WASHINGTON: Pakistan and India were unsuccessful in reaching an agreement during the latest round of talks on Indus Water Treaty.
“While an agreement has not been reached at the conclusion of the meetings, the World Bank will continue to work with both countries to resolve the issues in an amicable manner and in line with the Treaty provisions,” the World Bank said in a statement.
“Both countries and the World Bank appreciated the discussions and reconfirmed their commitment to the preservation of the Treaty,” the World Bank said after talks concluded between the two South Asian neighbours on the technical issues of the Kishenganga and Ratle hydroelectric power plants within the framework of the Indus Waters Treaty (IWT).
The two-day discussion took place in Washington at the World bank headquarters on September 14-15.
“The World Bank remains committed to act in good faith and with complete impartiality and transparency in fulfilling its responsibilities under the Treaty, while continuing to assist the countries,” the bank said in its statement.
The Pakistani delegation was led by Secretary Water Resources Division Arif Ahmed Khan along with Secretary of Water and Power Yousuf Naseem Khokhar, High Commissioner of Indus Waters Treaty Mirza Asif Baig and Joint Secretary of Water Syed Mehar Ali Shah.

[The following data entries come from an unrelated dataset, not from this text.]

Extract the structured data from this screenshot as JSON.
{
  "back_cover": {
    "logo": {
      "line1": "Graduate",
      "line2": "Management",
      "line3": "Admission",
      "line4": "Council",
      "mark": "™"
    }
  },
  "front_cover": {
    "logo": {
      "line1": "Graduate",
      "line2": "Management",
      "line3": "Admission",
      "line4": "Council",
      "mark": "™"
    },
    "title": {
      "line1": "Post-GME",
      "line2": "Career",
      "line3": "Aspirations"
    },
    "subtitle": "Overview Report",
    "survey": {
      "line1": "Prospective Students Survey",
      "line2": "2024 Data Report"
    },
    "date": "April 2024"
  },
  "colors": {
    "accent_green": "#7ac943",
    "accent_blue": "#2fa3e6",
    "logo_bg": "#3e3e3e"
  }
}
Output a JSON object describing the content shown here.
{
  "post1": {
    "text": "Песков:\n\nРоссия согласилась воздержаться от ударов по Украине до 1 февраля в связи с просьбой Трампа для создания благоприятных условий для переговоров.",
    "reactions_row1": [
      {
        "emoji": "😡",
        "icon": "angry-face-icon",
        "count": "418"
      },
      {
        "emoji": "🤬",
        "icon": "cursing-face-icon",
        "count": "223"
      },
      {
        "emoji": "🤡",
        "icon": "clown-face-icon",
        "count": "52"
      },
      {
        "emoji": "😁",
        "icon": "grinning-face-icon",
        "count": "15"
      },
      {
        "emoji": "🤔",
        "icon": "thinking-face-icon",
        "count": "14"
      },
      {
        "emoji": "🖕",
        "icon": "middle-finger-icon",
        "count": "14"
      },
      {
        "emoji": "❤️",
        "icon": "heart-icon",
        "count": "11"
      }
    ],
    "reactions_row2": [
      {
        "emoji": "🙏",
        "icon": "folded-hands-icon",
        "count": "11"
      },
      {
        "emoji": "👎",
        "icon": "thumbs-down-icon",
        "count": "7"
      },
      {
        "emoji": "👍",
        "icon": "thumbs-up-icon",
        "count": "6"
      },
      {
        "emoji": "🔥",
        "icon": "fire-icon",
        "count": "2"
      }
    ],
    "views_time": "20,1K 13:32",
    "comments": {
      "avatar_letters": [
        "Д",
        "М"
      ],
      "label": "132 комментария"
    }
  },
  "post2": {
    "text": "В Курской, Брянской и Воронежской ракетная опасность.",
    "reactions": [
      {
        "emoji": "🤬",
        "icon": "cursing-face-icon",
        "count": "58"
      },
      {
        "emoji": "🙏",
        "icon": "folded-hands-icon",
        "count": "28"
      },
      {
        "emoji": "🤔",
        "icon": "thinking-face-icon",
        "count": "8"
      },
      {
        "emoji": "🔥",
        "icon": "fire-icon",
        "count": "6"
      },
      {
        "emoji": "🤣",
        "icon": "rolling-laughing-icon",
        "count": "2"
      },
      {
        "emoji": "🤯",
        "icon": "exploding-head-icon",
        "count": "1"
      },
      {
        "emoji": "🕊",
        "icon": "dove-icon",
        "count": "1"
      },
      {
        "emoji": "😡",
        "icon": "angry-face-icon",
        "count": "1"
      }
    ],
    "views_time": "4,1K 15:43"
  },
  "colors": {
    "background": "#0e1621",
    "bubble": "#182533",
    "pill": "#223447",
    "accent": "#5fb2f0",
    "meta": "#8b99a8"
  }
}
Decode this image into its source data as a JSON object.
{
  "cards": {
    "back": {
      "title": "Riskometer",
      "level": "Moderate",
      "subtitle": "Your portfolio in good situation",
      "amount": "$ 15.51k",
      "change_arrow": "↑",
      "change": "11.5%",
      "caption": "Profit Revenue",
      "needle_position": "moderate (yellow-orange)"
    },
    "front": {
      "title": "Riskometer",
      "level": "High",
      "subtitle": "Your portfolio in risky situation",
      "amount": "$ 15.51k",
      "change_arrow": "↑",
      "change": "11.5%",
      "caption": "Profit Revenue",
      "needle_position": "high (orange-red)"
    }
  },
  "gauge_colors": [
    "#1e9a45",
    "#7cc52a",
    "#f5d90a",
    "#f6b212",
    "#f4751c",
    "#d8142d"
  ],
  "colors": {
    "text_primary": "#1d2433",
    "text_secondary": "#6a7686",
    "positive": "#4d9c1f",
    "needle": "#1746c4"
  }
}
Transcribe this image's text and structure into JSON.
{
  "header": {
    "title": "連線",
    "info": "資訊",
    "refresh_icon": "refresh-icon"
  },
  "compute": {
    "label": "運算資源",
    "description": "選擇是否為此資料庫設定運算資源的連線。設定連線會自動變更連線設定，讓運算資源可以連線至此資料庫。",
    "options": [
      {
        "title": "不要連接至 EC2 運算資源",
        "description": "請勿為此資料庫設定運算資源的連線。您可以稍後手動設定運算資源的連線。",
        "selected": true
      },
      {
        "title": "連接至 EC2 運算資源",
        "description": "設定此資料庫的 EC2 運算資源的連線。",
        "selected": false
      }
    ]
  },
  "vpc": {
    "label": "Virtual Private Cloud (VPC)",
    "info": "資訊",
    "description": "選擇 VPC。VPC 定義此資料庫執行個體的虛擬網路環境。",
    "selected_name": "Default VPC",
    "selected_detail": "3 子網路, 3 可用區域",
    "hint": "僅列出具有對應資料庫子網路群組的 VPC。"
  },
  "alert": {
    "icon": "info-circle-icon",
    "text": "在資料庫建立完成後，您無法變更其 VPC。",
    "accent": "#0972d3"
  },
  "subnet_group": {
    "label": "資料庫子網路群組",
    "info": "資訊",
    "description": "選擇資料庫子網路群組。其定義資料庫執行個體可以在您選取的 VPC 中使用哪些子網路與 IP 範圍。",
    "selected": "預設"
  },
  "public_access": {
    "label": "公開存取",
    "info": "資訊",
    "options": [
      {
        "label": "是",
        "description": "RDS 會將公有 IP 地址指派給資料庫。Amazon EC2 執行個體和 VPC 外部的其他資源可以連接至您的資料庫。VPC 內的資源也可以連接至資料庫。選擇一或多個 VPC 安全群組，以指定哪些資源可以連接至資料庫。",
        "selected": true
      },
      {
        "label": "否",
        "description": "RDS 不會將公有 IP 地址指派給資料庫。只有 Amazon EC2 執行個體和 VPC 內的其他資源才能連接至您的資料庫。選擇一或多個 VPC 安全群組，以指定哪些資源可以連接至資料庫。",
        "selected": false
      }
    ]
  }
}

The Indian delegation was led by the Union Water Resources Secretary Amarjit Singh. It also had representatives from Ministry of External Affairs, Power, India’s Indus Water Commissioner and Central Water Commission.
The Indus Water Treaty was signed in 1960 after nine years of negotiations between India and Pakistan with the help of the World Bank.